thousands of people lynched in the 19th as well as 20th centuries. “It will not turn around the fear and suffering that Black areas withstood throughout those years as this outrageous tool of fear was possessed by white supremacists to frighten and suppress,”Booker
claimed in a declaration.”However signing the Emmett Till Antilynching Act into regulation is a required action that signifies our country is willing to challenge the darkness of its past to relocate towards a brighter future … With the head of state’s trademark, we are lastly able to
claim that, after a century’s well worth of efforts, we have satisfied the minute and done the right point. ” Jeffries, the history teacher, connected the discontent of 2020, in the wake of George Floyd’s murder, with stimulating legislators to ultimately act to obtain the action passed. Regrettably, he stated, the relocation acts as a gesture that allows legislators to bask in a symbolic however only partial triumph instead than attending to the broader concerns that encounter individuals of color across the country– like police brutality.
“What would certainly have been a lot more significant is if they had passed the George Floyd Justice in Policing Act,” he said. “Racial terrorism still exists. We saw that with Trayvon Martin. Here’s something where they reached say, ‘we did something regarding justice,’ however they’re leaving a lot more problematic problems on the table.”

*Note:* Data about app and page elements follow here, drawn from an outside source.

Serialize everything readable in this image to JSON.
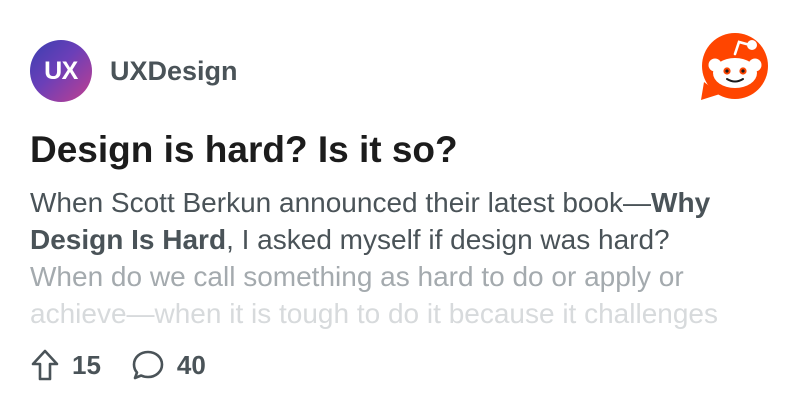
{
  "community": {
    "avatar_text": "UX",
    "name": "UXDesign"
  },
  "brand": {
    "logo_icon": "reddit-snoo-icon",
    "accent_color": "#ff4500"
  },
  "post": {
    "title": "Design is hard? Is it so?",
    "body_lines": [
      "When Scott Berkun announced their latest book—",
      "Why",
      "Design Is Hard",
      ", I asked myself if design was hard?",
      "When do we call something as hard to do or apply or",
      "achieve—when it is tough to do it because it challenges"
    ]
  },
  "stats": {
    "upvote_icon": "upvote-arrow-icon",
    "upvotes": "15",
    "comment_icon": "comment-bubble-icon",
    "comments": "40"
  }
}
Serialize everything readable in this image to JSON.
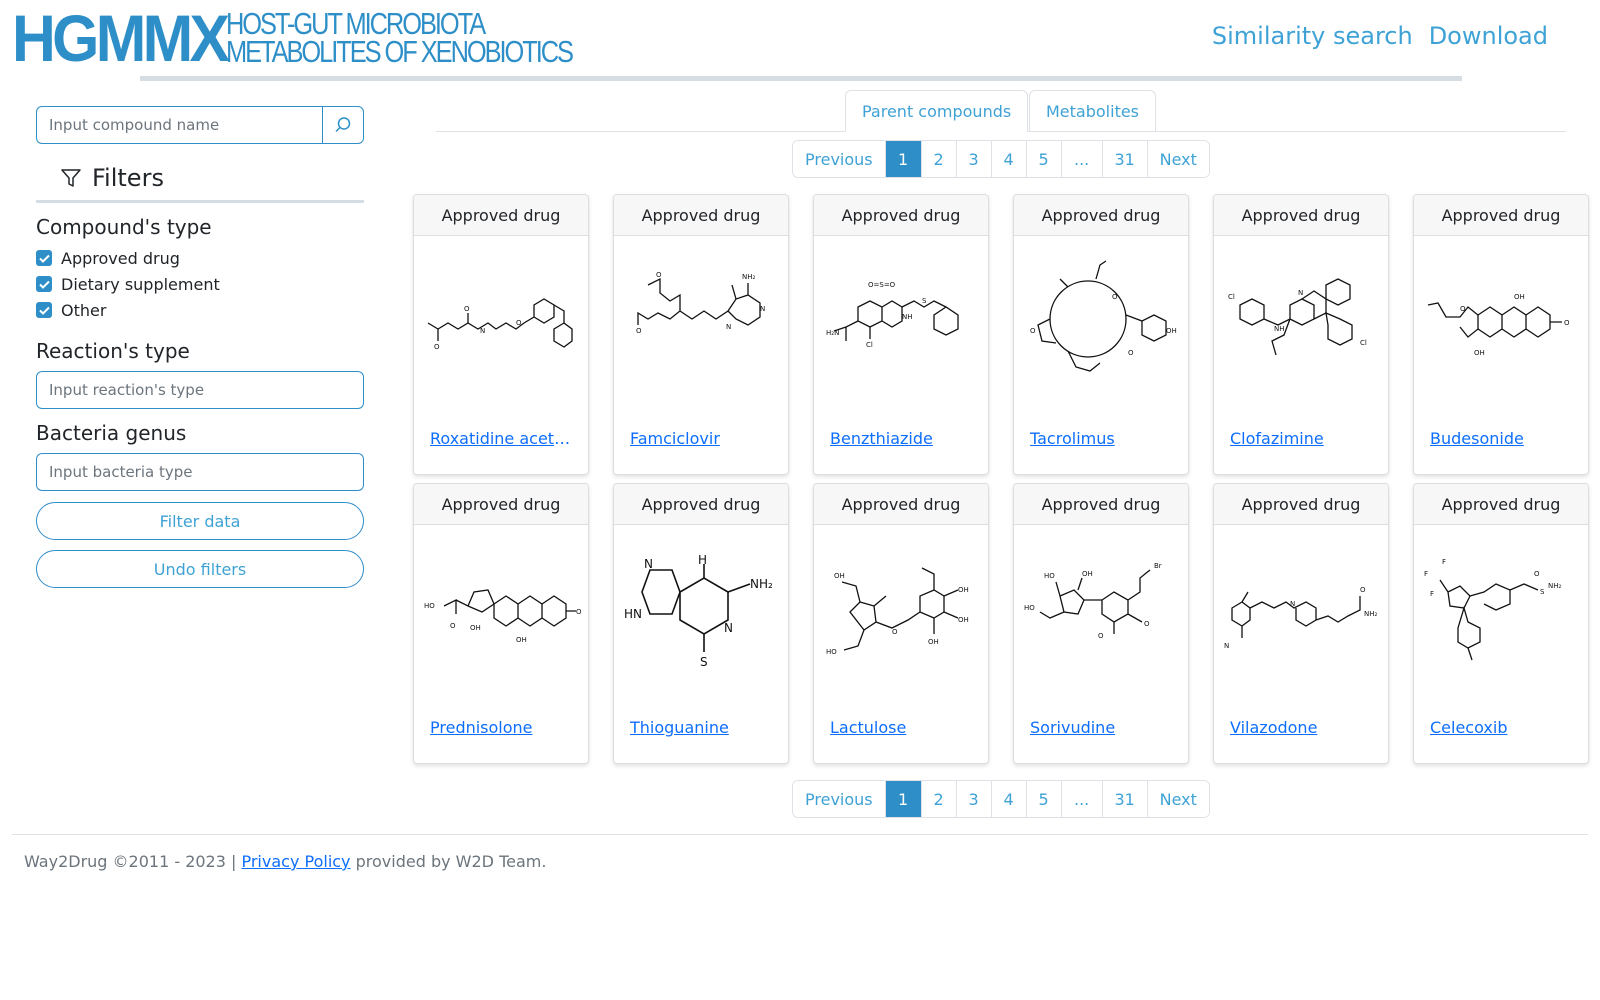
{
  "header": {
    "logo_short": "HGMMX",
    "logo_line1": "HOST-GUT MICROBIOTA",
    "logo_line2": "METABOLITES OF XENOBIOTICS",
    "nav": [
      "Similarity search",
      "Download"
    ],
    "brand_color": "#2e8fc8"
  },
  "sidebar": {
    "search_placeholder": "Input compound name",
    "filters_title": "Filters",
    "compound_type_title": "Compound's type",
    "compound_types": [
      {
        "label": "Approved drug",
        "checked": true
      },
      {
        "label": "Dietary supplement",
        "checked": true
      },
      {
        "label": "Other",
        "checked": true
      }
    ],
    "reaction_type_title": "Reaction's type",
    "reaction_placeholder": "Input reaction's type",
    "bacteria_title": "Bacteria genus",
    "bacteria_placeholder": "Input bacteria type",
    "filter_button": "Filter data",
    "undo_button": "Undo filters"
  },
  "tabs": [
    {
      "label": "Parent compounds",
      "active": true
    },
    {
      "label": "Metabolites",
      "active": false
    }
  ],
  "pagination": {
    "items": [
      "Previous",
      "1",
      "2",
      "3",
      "4",
      "5",
      "...",
      "31",
      "Next"
    ],
    "active": "1"
  },
  "cards": [
    {
      "type": "Approved drug",
      "name": "Roxatidine acetate"
    },
    {
      "type": "Approved drug",
      "name": "Famciclovir"
    },
    {
      "type": "Approved drug",
      "name": "Benzthiazide"
    },
    {
      "type": "Approved drug",
      "name": "Tacrolimus"
    },
    {
      "type": "Approved drug",
      "name": "Clofazimine"
    },
    {
      "type": "Approved drug",
      "name": "Budesonide"
    },
    {
      "type": "Approved drug",
      "name": "Prednisolone"
    },
    {
      "type": "Approved drug",
      "name": "Thioguanine"
    },
    {
      "type": "Approved drug",
      "name": "Lactulose"
    },
    {
      "type": "Approved drug",
      "name": "Sorivudine"
    },
    {
      "type": "Approved drug",
      "name": "Vilazodone"
    },
    {
      "type": "Approved drug",
      "name": "Celecoxib"
    }
  ],
  "footer": {
    "copyright": "Way2Drug ©2011 - 2023 |",
    "privacy": "Privacy Policy",
    "provided": "provided by W2D Team."
  }
}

Jeffries stated that while it is very important to acknowledge the legacy of lynching, it’s also crucial to keep in mind how commonly legislators stood in the way of passing regulations to eliminate it.
“I wish it does not take a century for us to get considerable authorities reform, because we can not wait that long,” he said. “If we do that, we fail. This isn’t simply a plan thing. It has to do with protecting individuals’s lives.”
Published at Thu, 31 Mar 2022 19:29:01 -0400